Mel Parry QGM was described as one of the last surviving troopers to take part in the daring mission to end the six-day siege more than four decades ago.
Paying tribute on his website, former colleague and friend Bob Shepherd said Mel was "one of the finest men to have served in 22 SAS Regiment".
SAS veteran Bob, who served nearly two decades in the world-famous military unit, added: "I write this as he died from a very long illness today in Hereford.
"My heart goes out to Mel's family and close friends."
Former SAS member Chris Ryan posted a tribute to Twitter saying: "Mal, you were a gentleman and an incredible soldier.
"We first met when I joined B Squadron in the early 80s and you were the guiding light of the CT [Counter-Terrorism] world that we recognise today.
"God Speed and don't spare the HE [High-Explosive]."
Chris Ryan was part of the ill-fated eight-man Bravo Two Zero SAS patrol in Iraq.
It was on 30 April 1980 when six gunmen took over the Iranian embassy in Kensington and killed a member of its staff.

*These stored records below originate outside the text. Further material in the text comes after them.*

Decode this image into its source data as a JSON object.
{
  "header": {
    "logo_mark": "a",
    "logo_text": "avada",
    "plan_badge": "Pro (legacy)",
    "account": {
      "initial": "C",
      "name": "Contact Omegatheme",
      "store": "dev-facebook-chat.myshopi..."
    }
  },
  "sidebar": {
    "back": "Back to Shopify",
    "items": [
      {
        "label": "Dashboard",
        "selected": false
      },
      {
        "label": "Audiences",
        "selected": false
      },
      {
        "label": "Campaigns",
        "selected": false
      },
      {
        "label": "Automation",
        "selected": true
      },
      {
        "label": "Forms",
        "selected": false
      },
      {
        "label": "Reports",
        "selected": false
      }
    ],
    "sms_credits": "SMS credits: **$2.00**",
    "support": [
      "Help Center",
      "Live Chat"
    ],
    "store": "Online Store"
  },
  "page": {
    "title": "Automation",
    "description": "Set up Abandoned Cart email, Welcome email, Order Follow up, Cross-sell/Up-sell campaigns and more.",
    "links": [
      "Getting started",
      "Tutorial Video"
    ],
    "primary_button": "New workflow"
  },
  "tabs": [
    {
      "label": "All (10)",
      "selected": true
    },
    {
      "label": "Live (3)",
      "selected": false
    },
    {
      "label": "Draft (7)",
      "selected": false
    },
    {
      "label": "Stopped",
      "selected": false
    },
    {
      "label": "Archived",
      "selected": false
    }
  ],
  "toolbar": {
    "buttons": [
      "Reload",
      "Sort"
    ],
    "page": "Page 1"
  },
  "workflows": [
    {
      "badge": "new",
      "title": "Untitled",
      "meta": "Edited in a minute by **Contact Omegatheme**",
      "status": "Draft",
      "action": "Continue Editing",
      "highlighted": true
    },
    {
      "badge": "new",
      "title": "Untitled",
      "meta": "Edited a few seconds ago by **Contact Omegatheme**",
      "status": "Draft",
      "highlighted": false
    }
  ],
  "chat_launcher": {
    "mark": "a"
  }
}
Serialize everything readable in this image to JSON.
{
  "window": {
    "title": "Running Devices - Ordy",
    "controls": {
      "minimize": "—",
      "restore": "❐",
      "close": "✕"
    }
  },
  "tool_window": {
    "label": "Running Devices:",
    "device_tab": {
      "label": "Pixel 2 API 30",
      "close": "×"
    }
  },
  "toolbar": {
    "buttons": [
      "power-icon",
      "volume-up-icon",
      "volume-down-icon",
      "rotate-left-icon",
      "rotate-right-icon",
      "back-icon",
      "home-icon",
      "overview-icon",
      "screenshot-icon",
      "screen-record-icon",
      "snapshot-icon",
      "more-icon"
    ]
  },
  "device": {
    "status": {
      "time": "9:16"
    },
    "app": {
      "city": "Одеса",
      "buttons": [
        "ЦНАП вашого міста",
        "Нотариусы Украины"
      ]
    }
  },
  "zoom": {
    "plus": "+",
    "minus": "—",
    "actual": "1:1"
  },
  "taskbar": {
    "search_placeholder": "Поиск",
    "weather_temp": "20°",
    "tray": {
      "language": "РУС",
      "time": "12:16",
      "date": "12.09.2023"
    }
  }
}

Mel was awarded the Queen's Gallantry Medal for his role in ending the siege – dubbed 'Operation Nimrod' – said to have been the day the SAS became famous.
The SAS veteran is also famed for designing 'The Parry Blade' – a 9-inch long, razor-sharp combat survival knife.
Mel Parry's military service spanned 32 years, of which 27 were spent with the Special Forces.